At first glance, the cozy-looking robes in this work look like the one you might have at home or the kind worn by professional boxers, but the addition of text shows that Simmons had more in mind. The opposing labels “Us” and “Them” embroidered in gold lettering on the back of each challenge us to think about who each garment may belong to and which one we might choose to wear. Or, after looking at those two short words, we may get a powerful feeling of not being included at all. Could the robes imply a hope for cleansing—washing away destructive categories in the interest of reconciliation?
Faith, commitment, action, collectivity
Like Beuys' Coyote, this work by Francis Alÿs is also action-based. We experience the artwork as a story told through video recordings, drawings, and relics. The story's essence is even told in the title itself, When Faith Moves Mountains.

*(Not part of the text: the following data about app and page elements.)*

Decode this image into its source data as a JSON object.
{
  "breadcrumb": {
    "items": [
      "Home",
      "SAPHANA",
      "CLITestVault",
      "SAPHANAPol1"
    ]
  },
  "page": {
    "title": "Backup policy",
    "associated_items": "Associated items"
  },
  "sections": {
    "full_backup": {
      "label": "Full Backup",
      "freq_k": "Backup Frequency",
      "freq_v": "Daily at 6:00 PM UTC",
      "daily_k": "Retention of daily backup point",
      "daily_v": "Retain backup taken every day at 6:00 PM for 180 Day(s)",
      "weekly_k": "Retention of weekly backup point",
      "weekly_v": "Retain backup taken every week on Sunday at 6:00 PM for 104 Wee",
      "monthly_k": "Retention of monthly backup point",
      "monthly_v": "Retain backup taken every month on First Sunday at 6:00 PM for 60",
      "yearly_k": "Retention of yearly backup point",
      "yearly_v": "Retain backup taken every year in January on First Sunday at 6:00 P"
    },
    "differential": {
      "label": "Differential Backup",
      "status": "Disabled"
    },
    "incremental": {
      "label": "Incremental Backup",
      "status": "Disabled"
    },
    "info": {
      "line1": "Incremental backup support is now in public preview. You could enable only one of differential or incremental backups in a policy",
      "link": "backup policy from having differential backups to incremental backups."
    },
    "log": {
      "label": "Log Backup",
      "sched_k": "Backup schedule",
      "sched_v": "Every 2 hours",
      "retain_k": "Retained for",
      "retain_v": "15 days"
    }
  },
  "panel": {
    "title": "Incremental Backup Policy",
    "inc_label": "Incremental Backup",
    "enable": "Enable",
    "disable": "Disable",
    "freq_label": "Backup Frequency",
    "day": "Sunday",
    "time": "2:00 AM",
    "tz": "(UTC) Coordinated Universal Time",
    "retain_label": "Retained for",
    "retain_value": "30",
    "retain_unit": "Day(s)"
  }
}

The saying that "faith moves mountains" is a common figure of speech. But in this artwork, Alÿs consders the phrase in a literal sense. He located a sand dune in Mexico, organized hundreds of local residents, equipped these volunteers with shovels, and orchestrated a march across the cone-shaped mountain. Translated from Spanish, here is a quote from a volunteer participant: "It was weird ... trying to get a straight line to move across a cone. But a group of people, on the base of faith, can do things that otherwise would be impossible."
One readily sees parallels between this work of art and Dr. Martin Luther King, Jr.'s life work and leadership. Both King and Alÿs challenge our assumptions about what is possible and what is impossible. They inspire us not only to work together against adversity, but to see profound meaning in moments when many work as one. Both King's teachings and Alÿs' action describe faith as a motive force, a unifying element, and the foundation of human strivings.
ABOUT THIS SET: This Set is part of Asking Art, a series of resources that connect works of art to the lives we live. This Set was built around artists/works of art that a small group of collaborators feel resonate with the legacy of Martin Luther King, Jr. by,
COLLABORATOR-AUTHORS: Abbie A., Philip B., Courtney G., Tracy H., Debbie K., and Claudia S.
USE THIS SET AS A MODEL: This Set was built collaboratively. Adapt the following co-creation activity for your group of learners: Participants use Art Finder to choose works of art that resonate with their personal experiences of a specific occasion. (In this example Set, the occasion is Martin Luther King, Jr. Day.) Participants write statements to support their selections and share their reflections with others.